From around 1400 to 1600 AD, Renaissance music flourished throughout Europe in a series of unique styles. Rising in popularity alongside humanistic schools of thought, Renaissance musical pieces stepped away from plain homages to God and began to focus on the painful nature of love. Thanks to the rise in the printing press around the same time, it became easy to write music down and distribute it among musicians. Music lovers still celebrate the works of artists like Thomas Tallis, Johannes Ciconia, and Giovanni Gabrieli, and their music often appears on popular Renaissance CDs.
'Spem in Alium' by Thomas Tallis
As a composer who worked under four notorious Tudor monarchs, Thomas Tallis' music was held in high regard during the 16th century. 'Spem in Alium' is a 40-piece Renaissance motet composed in 1570 while Elizabeth I sat on the throne.

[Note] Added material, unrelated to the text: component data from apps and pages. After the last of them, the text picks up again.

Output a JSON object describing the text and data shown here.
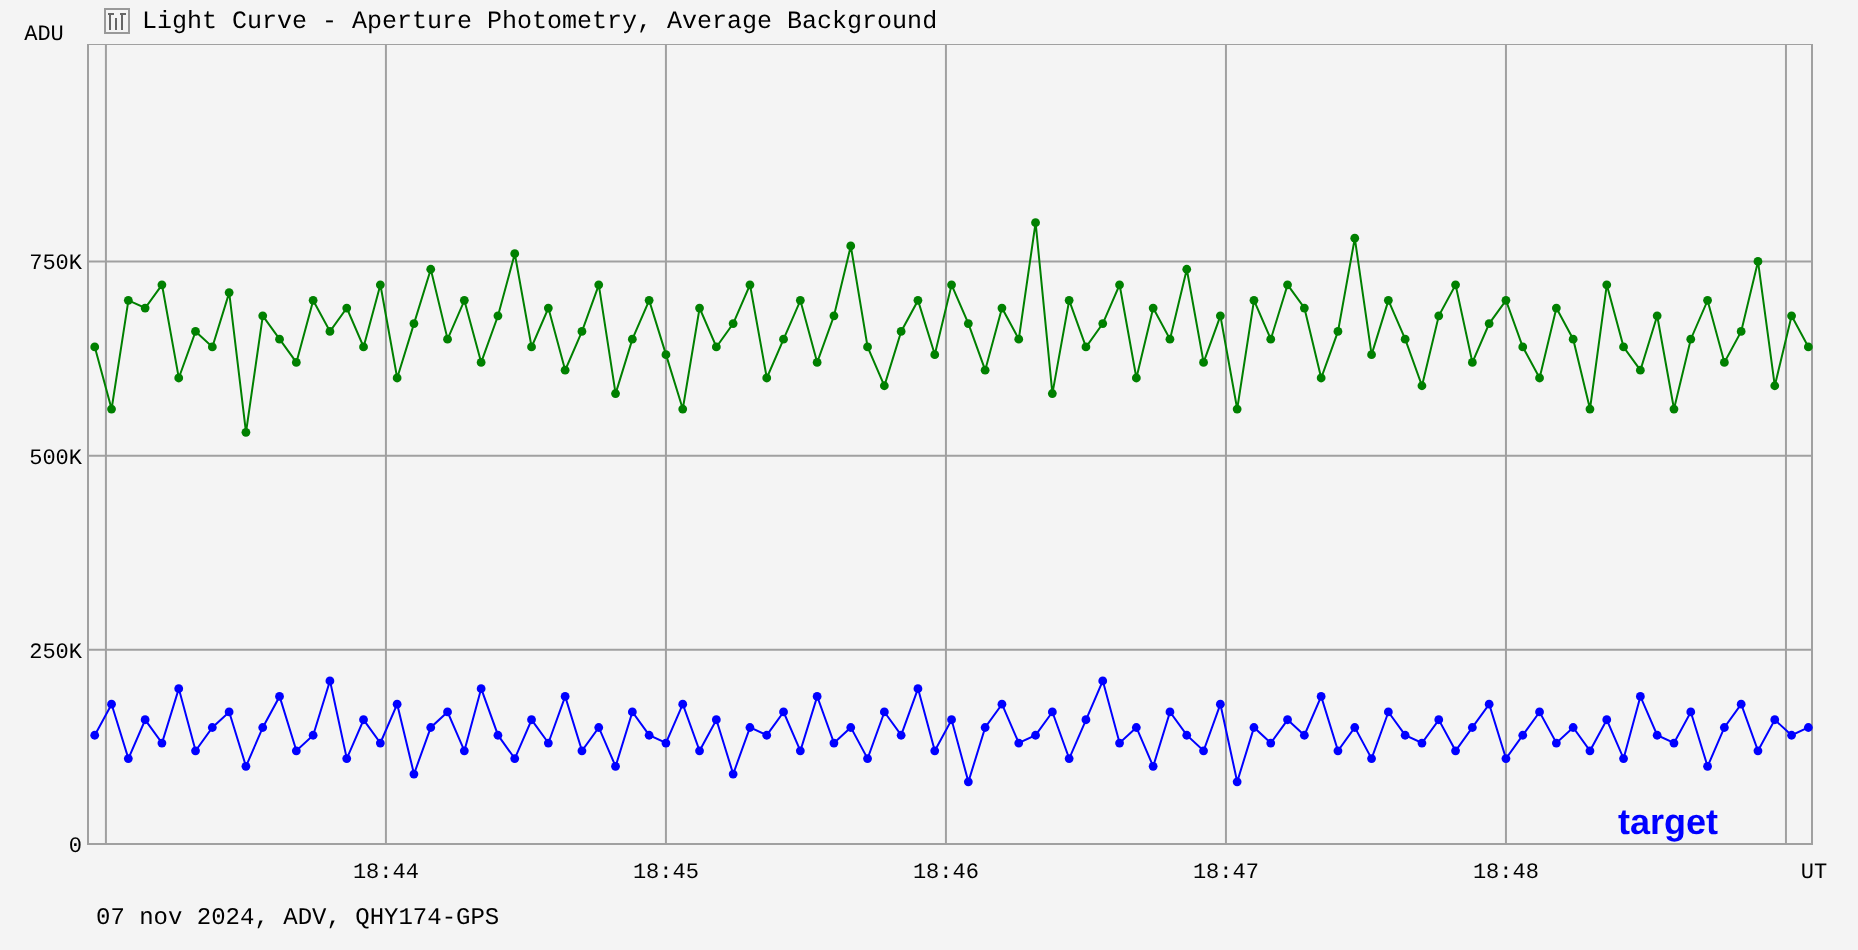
{
  "window": {
    "title": "Light Curve - Aperture Photometry, Average Background"
  },
  "chart": {
    "chart_data": {
      "type": "line",
      "grid": true,
      "ylabel": "ADU",
      "xlabel": "UT",
      "xlim": [
        1122.936,
        1129.093
      ],
      "ylim": [
        0,
        1030
      ],
      "xticks": [
        {
          "value": 1124,
          "label": "18:44"
        },
        {
          "value": 1125,
          "label": "18:45"
        },
        {
          "value": 1126,
          "label": "18:46"
        },
        {
          "value": 1127,
          "label": "18:47"
        },
        {
          "value": 1128,
          "label": "18:48"
        }
      ],
      "yticks": [
        {
          "value": 0,
          "label": "0"
        },
        {
          "value": 250,
          "label": "250K"
        },
        {
          "value": 500,
          "label": "500K"
        },
        {
          "value": 750,
          "label": "750K"
        }
      ],
      "x": [
        1122.96,
        1123.02,
        1123.08,
        1123.14,
        1123.2,
        1123.26,
        1123.32,
        1123.38,
        1123.44,
        1123.5,
        1123.56,
        1123.62,
        1123.68,
        1123.74,
        1123.8,
        1123.86,
        1123.92,
        1123.98,
        1124.04,
        1124.1,
        1124.16,
        1124.22,
        1124.28,
        1124.34,
        1124.4,
        1124.46,
        1124.52,
        1124.58,
        1124.64,
        1124.7,
        1124.76,
        1124.82,
        1124.88,
        1124.94,
        1125,
        1125.06,
        1125.12,
        1125.18,
        1125.24,
        1125.3,
        1125.36,
        1125.42,
        1125.48,
        1125.54,
        1125.6,
        1125.66,
        1125.72,
        1125.78,
        1125.84,
        1125.9,
        1125.96,
        1126.02,
        1126.08,
        1126.14,
        1126.2,
        1126.26,
        1126.32,
        1126.38,
        1126.44,
        1126.5,
        1126.56,
        1126.62,
        1126.68,
        1126.74,
        1126.8,
        1126.86,
        1126.92,
        1126.98,
        1127.04,
        1127.1,
        1127.16,
        1127.22,
        1127.28,
        1127.34,
        1127.4,
        1127.46,
        1127.52,
        1127.58,
        1127.64,
        1127.7,
        1127.76,
        1127.82,
        1127.88,
        1127.94,
        1128,
        1128.06,
        1128.12,
        1128.18,
        1128.24,
        1128.3,
        1128.36,
        1128.42,
        1128.48,
        1128.54,
        1128.6,
        1128.66,
        1128.72,
        1128.78,
        1128.84,
        1128.9,
        1128.96,
        1129.02,
        1129.08
      ],
      "series": [
        {
          "color": "#008000",
          "marker": "circle",
          "values": [
            640,
            560,
            700,
            690,
            720,
            600,
            660,
            640,
            710,
            530,
            680,
            650,
            620,
            700,
            660,
            690,
            640,
            720,
            600,
            670,
            740,
            650,
            700,
            620,
            680,
            760,
            640,
            690,
            610,
            660,
            720,
            580,
            650,
            700,
            630,
            560,
            690,
            640,
            670,
            720,
            600,
            650,
            700,
            620,
            680,
            770,
            640,
            590,
            660,
            700,
            630,
            720,
            670,
            610,
            690,
            650,
            800,
            580,
            700,
            640,
            670,
            720,
            600,
            690,
            650,
            740,
            620,
            680,
            560,
            700,
            650,
            720,
            690,
            600,
            660,
            780,
            630,
            700,
            650,
            590,
            680,
            720,
            620,
            670,
            700,
            640,
            600,
            690,
            650,
            560,
            720,
            640,
            610,
            680,
            560,
            650,
            700,
            620,
            660,
            750,
            590,
            680,
            640
          ]
        },
        {
          "name": "target",
          "color": "#0000ff",
          "marker": "circle",
          "values": [
            140,
            180,
            110,
            160,
            130,
            200,
            120,
            150,
            170,
            100,
            150,
            190,
            120,
            140,
            210,
            110,
            160,
            130,
            180,
            90,
            150,
            170,
            120,
            200,
            140,
            110,
            160,
            130,
            190,
            120,
            150,
            100,
            170,
            140,
            130,
            180,
            120,
            160,
            90,
            150,
            140,
            170,
            120,
            190,
            130,
            150,
            110,
            170,
            140,
            200,
            120,
            160,
            80,
            150,
            180,
            130,
            140,
            170,
            110,
            160,
            210,
            130,
            150,
            100,
            170,
            140,
            120,
            180,
            80,
            150,
            130,
            160,
            140,
            190,
            120,
            150,
            110,
            170,
            140,
            130,
            160,
            120,
            150,
            180,
            110,
            140,
            170,
            130,
            150,
            120,
            160,
            110,
            190,
            140,
            130,
            170,
            100,
            150,
            180,
            120,
            160,
            140,
            150
          ]
        }
      ]
    }
  },
  "footer": "07 nov 2024, ADV, QHY174-GPS"
}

Originally billed as a 'Song of fortie partes, made by Mr. Tallys', this heavenly harmony was first sung in Arundel House in London. Although the house no longer stands, Tallis' music lives on. It features alto, soprano, baritone, tenor, and bass parts designed to be sung in Latin while standing in a horseshoe formation. Paying homage to God and love, 'Spem in Alium' gave people a sense of peace during a time of religious strife. It appears in modern works, including 'The Silent Land'. It is also possible to find it on modern compilation CDs, such as BBC Music Magazine CDs.
'O Rosa Bella' by Johannes Ciconia
Written around 1400 by a Franco-Flemish composer named Johannes Ciconia, 'O Rosa Bella' is one of the earliest tragic Renaissance pieces the world still enjoys today. Originating from the medieval portion of the Renaissance era, it tells the story of love's pain and heartbreak. At the time, musicians would have played it using a lute that was accompanied by two male vocalists in later years. A popular piece on many classical music CDs, it was produced by the Royal College of Music in its original form.
'Sacre Symphoniae' by Giovanni Gabrieli
As one of the most celebrated Venetian composers, Giovanni Gabrieli created 'Sacre Symphoniae' with an impressive 45 parts. Like many later Renaissance pieces, it contained significantly more instruments than those hailing from the medieval period. 'Sacre Symphoniae' featured tenor trombones, cornets, a tenor violin, and a series of solo voices. As a composer, Gabrieli preferred to emphasise solo voices and sacred music, which made him stand out from his Venetian contemporaries. When played in a church, Gabrieli's work would resonate throughout the building with perfect acoustic qualities. Much of this was due to his careful positioning of artists and instruments. Gabrieli and his 'Sacre Symphoniae' still stand as majestic examples of Renaissance Italian music.